■ Goal of the exercise
What you return must be exactly the lines running from the one with "Enumerate this screenshot's" to the end of the data below, inclusive, and nothing more.

■ Listed records
BEGIN
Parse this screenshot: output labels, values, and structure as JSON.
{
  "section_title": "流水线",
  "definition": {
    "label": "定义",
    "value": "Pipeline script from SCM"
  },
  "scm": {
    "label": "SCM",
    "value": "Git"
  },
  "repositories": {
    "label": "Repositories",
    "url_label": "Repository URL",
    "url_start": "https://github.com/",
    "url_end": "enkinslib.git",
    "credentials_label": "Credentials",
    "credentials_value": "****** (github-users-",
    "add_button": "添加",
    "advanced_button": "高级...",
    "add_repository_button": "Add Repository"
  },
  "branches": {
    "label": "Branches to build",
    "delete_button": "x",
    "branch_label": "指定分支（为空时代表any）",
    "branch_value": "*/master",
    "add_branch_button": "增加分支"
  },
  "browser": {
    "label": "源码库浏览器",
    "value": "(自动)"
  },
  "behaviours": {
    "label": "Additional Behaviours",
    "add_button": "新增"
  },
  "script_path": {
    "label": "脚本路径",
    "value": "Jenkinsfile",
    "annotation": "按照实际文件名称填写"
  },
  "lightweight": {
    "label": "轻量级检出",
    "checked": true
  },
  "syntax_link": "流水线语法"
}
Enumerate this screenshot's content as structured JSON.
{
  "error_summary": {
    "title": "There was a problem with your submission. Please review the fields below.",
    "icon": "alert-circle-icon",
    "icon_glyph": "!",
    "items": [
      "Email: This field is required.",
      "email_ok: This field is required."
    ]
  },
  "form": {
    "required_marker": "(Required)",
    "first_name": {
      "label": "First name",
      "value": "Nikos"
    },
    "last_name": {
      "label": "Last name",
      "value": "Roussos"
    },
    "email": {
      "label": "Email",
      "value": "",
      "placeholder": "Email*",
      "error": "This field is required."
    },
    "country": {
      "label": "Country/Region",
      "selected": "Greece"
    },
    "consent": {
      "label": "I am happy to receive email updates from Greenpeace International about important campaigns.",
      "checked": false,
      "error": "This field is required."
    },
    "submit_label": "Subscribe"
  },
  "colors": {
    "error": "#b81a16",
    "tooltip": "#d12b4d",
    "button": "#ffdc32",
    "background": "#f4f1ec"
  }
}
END
■ Answer area
Enumerate this screenshot's content as structured JSON.
{
  "error_summary": {
    "title": "There was a problem with your submission. Please review the fields below.",
    "icon": "alert-circle-icon",
    "icon_glyph": "!",
    "items": [
      "Email: This field is required.",
      "email_ok: This field is required."
    ]
  },
  "form": {
    "required_marker": "(Required)",
    "first_name": {
      "label": "First name",
      "value": "Nikos"
    },
    "last_name": {
      "label": "Last name",
      "value": "Roussos"
    },
    "email": {
      "label": "Email",
      "value": "",
      "placeholder": "Email*",
      "error": "This field is required."
    },
    "country": {
      "label": "Country/Region",
      "selected": "Greece"
    },
    "consent": {
      "label": "I am happy to receive email updates from Greenpeace International about important campaigns.",
      "checked": false,
      "error": "This field is required."
    },
    "submit_label": "Subscribe"
  },
  "colors": {
    "error": "#b81a16",
    "tooltip": "#d12b4d",
    "button": "#ffdc32",
    "background": "#f4f1ec"
  }
}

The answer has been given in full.